The Psychological Price Of Entrepreneurship
It can be difficult to imagine that entrepreneurship takes a psychological toll, thanks in large part to the media’s tendency to show the luxurious and exciting lifestyles of high-profile, successful entrepreneurs. However, those entrepreneurs are a very small percentage. Most successful entrepreneurs don’t have private jets or islands. Most don’t rub shoulders with diplomats or well-known celebrities. Most of us entrepreneurs live well, but not extravagantly by any means.
That is not to say these wealthy entrepreneurs have it made. Just like all entrepreneurs, achieving goals and maintaining success is quite challenging and can come with a psychological price. This is the nature of our chosen path.
Sure, idolization of the Richard Bransons and Jeff Bezoses of the world still exists. But that idolization may not be so attractive when the true cost of entrepreneurship is revealed. Depression and anxiety are often lurking in the shadows for us entrepreneurs. Not all experience it, but I believe that many of us have moments when mental health becomes a concern.
Research doctor Michael A. Freeman from the University of California San Francisco found disheartening results after studying the psychological price of entrepreneurship in 2015. The objective of the study was, “To investigate the prevalence and characteristics of mental health conditions among entrepreneurs and their first-degree family members.”
Dr. Freeman and co-authors of the study uncovered that mental health was a concern for 72% of the participating entrepreneurs. It was concluded that, “The findings of this study are important because they suggest an underlying relationship between entrepreneurship and many of the affective, cognitive, and behavioral differences associated with mental health conditions.”
Why is such a large percentage of entrepreneurs concerned or experiencing mental health issues?

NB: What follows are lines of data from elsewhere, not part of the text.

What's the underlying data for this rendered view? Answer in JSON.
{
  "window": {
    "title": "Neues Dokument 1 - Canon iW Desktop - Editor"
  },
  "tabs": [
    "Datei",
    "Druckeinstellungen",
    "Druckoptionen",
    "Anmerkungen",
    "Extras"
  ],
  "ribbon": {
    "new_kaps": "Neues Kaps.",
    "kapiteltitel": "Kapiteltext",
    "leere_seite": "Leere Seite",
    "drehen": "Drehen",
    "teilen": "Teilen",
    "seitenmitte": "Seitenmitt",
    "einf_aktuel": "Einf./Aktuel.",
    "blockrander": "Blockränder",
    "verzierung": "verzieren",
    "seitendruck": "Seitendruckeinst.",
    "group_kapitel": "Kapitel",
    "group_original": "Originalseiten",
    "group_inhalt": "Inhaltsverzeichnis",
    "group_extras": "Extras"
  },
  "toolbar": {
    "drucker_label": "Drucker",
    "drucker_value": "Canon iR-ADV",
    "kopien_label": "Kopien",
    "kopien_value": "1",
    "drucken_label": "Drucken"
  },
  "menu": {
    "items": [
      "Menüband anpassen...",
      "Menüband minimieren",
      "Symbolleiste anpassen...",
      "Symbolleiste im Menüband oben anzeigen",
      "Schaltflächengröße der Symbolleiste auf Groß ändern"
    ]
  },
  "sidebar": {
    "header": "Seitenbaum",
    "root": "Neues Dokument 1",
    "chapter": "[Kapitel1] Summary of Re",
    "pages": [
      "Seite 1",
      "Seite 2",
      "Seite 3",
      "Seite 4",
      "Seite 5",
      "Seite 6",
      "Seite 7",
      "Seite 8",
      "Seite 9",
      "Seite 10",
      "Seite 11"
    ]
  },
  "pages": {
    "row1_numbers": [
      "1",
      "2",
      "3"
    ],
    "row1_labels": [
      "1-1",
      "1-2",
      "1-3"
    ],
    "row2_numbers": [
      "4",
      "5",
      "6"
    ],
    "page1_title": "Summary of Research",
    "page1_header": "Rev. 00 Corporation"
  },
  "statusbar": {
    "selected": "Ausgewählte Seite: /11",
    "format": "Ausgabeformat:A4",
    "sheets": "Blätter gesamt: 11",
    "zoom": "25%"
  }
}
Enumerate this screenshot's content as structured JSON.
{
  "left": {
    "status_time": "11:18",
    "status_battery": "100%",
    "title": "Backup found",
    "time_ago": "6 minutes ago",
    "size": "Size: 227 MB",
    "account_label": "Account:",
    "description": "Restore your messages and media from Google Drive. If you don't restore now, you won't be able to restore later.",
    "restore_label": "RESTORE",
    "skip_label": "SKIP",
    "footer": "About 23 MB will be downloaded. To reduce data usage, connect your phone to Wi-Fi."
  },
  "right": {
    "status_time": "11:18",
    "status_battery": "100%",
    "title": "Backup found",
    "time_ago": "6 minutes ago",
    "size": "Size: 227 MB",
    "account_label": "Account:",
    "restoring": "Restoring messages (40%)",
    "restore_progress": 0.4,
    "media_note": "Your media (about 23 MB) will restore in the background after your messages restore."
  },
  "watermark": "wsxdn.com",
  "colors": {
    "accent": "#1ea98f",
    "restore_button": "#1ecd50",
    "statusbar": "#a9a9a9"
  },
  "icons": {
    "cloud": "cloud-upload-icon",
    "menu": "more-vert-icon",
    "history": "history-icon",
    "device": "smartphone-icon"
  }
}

To understand this better, let’s look at some common entrepreneur obstacles that may be factors in the psychological price.
Entrepreneurs are often alone — by choice.
Being an entrepreneur is in many ways pretty lonely. Sure, you have friends, family and your team with you for the ride, but being transparent about the state of your business endeavor is left on your shoulders. For instance, entrepreneurs often need to put up a front in order to keep the confidence of investors, the team energized and family and friends unworried.
This can create a pretty lonely space for entrepreneurs. Since your front is up, you bear the brunt of all worries and anxiety alone. This is, of course, unhealthy and can contribute to the psychological price of entrepreneurship. I recommend finding a mentor because you can turn to them and have a sounding board for issues you may not want to share with others.
The entrepreneur spirit is very difficult to turn off.
The entrepreneurs I know are passionate, committed, determined and all-in every waking hour of every day. This includes weekends. When growing a business, it can be very difficult to turn off work and enjoy life. This is due to the investments made and what is ultimately at stake if you fail.
Many newbie entrepreneurs don’t fully understand that being an entrepreneur and business owner is not a 9-to-5 job. A study by BGF Ventures and Streetbees found that nearly 20% of U.K. founders are working 60-79 hours per week. And 53% of entrepreneurs never turn off.
It is certainly a calling. But that being said, there needs to be a balance to ensure that your personal life is intact even if your business fails. And any successful entrepreneur can tell you — failure is most certainly an option.
Failure is part of the entrepreneurial process.
Let’s dive a bit deeper into the topic of failure as an entrepreneur. Failure is indeed part of the process, and the sooner you accept that, the easier it gets. But even though failure is part of the entrepreneurial process, it is difficult to reframe and shed your fear of failure.
Mark Cuban, American businessman and investor, has reframed failure in a very positive way. “It doesn’t matter how many times you have failed, you only have to be right once.”
Feelings of failure can be a contributor to the psychological cost of entrepreneurship. It can derail your business and destroy relationships due to the anxiety and depression that bleeds into your personal life. Instead of focusing on failure, or “not failing at all costs,” focus on the accomplishments you have made in the past, no matter how small.
Are you paying the psychological price of entrepreneurship?
Identifying if you are at high risk for mental health issues due to your entrepreneurial endeavors can be hard. Most entrepreneurs are heads down on growing their business with little attention paid to the signs that you are not simply overwhelmed. These signs include a hopelessness in changing negative issues in your personal and professional life, decline in relationships, poor sleep and eating habits and change in emotions.
This is a real issue and, as an entrepreneur myself, I don't have all the answers. If you need to talk to someone about your mental health concerns, you can get information and resources from the Anxiety and Depression Association of America or National Alliance of Mental Illness.